● PROBLEM DESCRIPTION: Extract, from the listing that follows, each line containing the word "structured".

● THE DATA:
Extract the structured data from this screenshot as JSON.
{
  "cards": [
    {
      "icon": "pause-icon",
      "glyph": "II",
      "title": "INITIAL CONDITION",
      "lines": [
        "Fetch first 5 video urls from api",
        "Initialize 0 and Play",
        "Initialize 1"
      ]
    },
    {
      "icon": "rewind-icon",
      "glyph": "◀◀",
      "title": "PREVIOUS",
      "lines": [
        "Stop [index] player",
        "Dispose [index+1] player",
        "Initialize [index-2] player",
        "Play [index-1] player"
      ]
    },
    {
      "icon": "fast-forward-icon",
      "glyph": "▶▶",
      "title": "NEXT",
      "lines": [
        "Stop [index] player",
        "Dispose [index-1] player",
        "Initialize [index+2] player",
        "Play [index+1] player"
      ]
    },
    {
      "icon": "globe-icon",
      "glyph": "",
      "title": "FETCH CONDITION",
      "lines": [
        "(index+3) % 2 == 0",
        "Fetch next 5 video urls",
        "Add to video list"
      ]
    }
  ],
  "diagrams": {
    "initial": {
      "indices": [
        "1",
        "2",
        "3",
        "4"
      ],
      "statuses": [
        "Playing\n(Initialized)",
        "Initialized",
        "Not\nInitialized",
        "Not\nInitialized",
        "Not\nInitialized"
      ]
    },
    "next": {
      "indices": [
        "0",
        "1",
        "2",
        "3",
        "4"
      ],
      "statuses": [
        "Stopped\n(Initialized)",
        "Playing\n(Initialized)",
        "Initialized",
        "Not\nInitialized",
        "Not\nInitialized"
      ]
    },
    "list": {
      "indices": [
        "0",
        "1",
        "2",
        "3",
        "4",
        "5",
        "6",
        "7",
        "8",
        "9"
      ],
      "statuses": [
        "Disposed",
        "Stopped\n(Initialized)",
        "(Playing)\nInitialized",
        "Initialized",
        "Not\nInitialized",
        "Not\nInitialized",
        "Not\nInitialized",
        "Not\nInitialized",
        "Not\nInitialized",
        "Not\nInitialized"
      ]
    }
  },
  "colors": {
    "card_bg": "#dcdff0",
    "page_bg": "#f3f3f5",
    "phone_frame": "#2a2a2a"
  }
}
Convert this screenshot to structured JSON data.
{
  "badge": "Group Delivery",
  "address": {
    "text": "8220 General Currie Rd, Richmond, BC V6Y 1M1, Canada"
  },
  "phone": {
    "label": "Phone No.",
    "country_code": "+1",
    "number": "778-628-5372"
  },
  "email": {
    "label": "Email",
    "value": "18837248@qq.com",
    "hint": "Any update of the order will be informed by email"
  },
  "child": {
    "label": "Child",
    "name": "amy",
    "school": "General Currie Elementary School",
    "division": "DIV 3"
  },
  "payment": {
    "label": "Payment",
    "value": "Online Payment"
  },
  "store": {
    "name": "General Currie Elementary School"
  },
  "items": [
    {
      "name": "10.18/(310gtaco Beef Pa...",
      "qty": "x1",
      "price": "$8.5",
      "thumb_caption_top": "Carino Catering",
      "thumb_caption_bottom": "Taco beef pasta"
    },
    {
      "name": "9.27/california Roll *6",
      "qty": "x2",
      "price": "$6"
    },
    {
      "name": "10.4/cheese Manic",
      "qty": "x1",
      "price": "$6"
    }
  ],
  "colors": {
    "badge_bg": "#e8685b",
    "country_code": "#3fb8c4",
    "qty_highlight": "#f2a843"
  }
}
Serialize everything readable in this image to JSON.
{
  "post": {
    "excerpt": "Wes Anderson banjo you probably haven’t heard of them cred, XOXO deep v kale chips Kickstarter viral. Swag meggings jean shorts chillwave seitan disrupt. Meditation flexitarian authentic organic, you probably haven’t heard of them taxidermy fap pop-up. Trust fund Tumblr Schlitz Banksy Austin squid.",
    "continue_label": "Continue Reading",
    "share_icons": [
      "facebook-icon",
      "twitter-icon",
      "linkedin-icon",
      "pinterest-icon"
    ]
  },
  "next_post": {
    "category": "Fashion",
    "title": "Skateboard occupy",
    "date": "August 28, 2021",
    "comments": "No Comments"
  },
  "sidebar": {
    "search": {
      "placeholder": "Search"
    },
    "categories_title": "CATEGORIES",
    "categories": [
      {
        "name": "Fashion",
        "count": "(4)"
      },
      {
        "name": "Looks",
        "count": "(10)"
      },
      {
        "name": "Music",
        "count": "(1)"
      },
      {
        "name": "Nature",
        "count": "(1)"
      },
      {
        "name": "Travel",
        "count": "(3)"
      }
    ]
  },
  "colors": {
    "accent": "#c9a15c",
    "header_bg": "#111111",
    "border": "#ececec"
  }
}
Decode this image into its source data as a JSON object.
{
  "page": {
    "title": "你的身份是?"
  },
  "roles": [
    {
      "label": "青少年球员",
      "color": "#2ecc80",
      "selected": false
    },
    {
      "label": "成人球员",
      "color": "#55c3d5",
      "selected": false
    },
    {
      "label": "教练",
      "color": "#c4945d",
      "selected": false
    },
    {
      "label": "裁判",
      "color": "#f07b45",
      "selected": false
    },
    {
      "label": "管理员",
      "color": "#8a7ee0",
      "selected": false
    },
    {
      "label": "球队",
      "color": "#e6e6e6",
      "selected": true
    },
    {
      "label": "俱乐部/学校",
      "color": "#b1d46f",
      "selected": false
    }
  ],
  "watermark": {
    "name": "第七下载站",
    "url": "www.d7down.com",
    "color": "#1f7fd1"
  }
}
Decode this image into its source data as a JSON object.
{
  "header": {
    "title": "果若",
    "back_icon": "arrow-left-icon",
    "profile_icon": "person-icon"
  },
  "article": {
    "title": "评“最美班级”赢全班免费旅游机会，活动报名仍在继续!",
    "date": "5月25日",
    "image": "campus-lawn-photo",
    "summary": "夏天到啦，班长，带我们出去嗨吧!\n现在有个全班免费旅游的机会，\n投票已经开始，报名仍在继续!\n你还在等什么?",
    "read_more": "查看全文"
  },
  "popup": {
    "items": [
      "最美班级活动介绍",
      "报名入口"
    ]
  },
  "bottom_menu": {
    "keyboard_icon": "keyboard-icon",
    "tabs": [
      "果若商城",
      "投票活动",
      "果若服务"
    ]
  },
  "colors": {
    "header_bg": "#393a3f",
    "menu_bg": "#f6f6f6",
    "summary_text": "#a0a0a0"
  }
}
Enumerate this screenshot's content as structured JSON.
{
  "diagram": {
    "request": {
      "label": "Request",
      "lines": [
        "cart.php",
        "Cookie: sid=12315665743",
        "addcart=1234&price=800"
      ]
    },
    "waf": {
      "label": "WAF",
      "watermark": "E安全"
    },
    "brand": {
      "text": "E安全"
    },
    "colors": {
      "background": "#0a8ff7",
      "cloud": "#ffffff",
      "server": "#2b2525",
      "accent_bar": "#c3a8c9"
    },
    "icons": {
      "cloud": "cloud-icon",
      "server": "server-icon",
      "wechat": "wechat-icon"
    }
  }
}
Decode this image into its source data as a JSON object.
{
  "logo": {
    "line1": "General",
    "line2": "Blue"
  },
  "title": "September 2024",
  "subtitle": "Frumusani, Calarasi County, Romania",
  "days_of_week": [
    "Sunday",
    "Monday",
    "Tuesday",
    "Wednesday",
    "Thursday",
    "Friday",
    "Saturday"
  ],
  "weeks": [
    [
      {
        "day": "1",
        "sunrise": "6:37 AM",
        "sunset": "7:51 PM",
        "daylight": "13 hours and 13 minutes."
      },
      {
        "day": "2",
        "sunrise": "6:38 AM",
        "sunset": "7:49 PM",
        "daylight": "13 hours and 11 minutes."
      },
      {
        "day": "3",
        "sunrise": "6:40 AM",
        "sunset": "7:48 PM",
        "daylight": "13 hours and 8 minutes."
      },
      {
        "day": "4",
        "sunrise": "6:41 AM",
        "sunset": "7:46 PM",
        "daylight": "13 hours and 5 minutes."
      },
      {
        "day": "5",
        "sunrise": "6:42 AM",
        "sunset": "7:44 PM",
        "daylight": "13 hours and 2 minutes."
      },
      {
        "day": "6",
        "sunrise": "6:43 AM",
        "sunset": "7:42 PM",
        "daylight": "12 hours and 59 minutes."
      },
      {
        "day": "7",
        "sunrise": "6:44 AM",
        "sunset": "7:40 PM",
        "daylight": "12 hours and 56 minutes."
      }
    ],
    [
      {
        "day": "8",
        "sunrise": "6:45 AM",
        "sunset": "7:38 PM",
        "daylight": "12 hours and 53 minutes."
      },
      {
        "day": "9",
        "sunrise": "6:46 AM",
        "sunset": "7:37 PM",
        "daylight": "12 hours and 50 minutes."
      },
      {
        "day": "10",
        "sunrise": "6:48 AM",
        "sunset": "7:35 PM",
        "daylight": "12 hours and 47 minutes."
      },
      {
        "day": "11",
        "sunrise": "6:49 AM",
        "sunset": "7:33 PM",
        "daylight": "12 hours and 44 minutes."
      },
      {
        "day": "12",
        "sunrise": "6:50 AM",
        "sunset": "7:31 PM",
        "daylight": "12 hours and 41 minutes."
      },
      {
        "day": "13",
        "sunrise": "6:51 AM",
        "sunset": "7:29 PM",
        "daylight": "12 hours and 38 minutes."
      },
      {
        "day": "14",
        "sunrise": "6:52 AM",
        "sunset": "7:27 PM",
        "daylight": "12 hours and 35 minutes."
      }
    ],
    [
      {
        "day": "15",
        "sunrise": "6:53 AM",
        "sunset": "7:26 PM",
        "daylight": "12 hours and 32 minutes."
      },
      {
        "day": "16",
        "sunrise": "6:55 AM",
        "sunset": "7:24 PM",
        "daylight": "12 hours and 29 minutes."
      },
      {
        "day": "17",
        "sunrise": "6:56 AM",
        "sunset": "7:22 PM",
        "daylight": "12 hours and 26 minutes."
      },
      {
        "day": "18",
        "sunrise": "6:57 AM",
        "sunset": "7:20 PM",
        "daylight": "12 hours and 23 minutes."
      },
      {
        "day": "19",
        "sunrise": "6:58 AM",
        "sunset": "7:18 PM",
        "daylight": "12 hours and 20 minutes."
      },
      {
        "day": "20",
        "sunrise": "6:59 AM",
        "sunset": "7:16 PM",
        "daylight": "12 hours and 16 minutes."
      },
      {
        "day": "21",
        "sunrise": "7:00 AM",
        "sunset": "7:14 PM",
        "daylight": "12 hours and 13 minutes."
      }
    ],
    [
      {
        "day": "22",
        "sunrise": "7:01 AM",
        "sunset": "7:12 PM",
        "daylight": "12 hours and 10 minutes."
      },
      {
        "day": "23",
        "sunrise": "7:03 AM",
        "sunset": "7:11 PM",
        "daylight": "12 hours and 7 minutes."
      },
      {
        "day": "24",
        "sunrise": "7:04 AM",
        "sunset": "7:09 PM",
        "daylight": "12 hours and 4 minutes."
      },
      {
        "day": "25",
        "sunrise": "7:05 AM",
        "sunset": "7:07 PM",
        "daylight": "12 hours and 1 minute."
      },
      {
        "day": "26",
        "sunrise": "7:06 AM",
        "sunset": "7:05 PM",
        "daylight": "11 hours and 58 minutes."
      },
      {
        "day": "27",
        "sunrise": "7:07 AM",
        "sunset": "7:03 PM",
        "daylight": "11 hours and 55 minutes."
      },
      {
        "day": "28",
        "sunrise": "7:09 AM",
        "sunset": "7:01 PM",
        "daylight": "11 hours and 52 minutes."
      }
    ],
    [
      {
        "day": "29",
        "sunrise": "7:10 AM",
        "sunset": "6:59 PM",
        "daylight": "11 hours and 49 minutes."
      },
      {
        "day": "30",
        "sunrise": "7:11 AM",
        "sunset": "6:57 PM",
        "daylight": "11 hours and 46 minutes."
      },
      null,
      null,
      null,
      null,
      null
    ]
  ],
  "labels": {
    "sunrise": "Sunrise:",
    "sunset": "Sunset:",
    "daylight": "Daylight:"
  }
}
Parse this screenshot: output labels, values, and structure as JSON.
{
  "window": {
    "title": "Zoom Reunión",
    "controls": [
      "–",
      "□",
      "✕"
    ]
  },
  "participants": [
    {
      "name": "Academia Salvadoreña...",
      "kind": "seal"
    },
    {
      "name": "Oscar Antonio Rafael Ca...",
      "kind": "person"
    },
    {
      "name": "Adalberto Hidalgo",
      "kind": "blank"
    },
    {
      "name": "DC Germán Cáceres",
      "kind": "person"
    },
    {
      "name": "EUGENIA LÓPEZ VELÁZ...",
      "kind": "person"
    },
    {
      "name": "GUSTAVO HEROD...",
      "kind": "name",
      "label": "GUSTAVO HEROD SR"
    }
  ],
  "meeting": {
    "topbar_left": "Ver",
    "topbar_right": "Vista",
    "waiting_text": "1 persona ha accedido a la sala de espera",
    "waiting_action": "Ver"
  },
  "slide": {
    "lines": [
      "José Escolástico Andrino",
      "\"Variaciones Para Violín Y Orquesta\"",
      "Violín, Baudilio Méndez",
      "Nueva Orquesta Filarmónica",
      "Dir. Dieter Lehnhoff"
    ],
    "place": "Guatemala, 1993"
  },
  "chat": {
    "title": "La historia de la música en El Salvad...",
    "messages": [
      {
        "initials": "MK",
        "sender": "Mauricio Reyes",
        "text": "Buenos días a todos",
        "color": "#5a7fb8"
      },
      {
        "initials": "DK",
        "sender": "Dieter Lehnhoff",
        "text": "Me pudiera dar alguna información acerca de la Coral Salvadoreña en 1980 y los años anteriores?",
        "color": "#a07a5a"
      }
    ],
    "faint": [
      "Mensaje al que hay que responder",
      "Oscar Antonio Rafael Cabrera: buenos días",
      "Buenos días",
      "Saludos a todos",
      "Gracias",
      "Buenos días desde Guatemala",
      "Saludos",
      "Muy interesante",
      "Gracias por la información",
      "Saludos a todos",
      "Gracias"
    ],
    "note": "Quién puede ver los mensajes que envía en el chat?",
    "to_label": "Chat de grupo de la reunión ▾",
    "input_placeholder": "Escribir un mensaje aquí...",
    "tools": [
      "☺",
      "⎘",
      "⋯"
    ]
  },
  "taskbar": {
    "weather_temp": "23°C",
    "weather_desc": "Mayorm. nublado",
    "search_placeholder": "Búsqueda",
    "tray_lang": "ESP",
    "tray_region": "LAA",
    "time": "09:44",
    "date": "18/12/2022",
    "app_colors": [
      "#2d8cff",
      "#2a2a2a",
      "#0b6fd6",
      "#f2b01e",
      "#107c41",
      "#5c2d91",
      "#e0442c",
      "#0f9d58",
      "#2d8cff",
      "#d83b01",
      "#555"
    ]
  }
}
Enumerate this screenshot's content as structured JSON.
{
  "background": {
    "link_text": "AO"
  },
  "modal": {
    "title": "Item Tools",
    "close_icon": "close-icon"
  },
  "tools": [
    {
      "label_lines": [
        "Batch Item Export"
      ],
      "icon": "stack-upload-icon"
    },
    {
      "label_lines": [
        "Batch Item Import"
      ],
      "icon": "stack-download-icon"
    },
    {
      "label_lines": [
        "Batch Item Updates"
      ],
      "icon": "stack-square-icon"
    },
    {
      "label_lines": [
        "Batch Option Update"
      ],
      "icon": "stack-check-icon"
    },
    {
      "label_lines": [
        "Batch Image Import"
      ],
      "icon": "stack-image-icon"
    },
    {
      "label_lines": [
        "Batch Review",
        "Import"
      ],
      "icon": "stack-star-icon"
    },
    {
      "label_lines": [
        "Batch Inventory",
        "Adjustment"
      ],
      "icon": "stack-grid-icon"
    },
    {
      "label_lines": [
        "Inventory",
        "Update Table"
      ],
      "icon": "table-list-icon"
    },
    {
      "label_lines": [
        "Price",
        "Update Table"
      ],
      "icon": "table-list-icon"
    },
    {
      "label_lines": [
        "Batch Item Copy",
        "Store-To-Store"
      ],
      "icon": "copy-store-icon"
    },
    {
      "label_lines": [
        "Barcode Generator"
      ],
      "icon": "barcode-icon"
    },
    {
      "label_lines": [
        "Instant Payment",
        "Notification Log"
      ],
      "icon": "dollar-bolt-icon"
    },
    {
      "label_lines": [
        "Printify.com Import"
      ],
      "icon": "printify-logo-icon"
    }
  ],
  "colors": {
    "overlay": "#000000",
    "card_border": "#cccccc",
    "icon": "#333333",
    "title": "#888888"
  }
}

● WRITTEN RESPONSE:
Extract the structured data from this screenshot as JSON.
Convert this screenshot to structured JSON data.
Enumerate this screenshot's content as structured JSON.
Enumerate this screenshot's content as structured JSON.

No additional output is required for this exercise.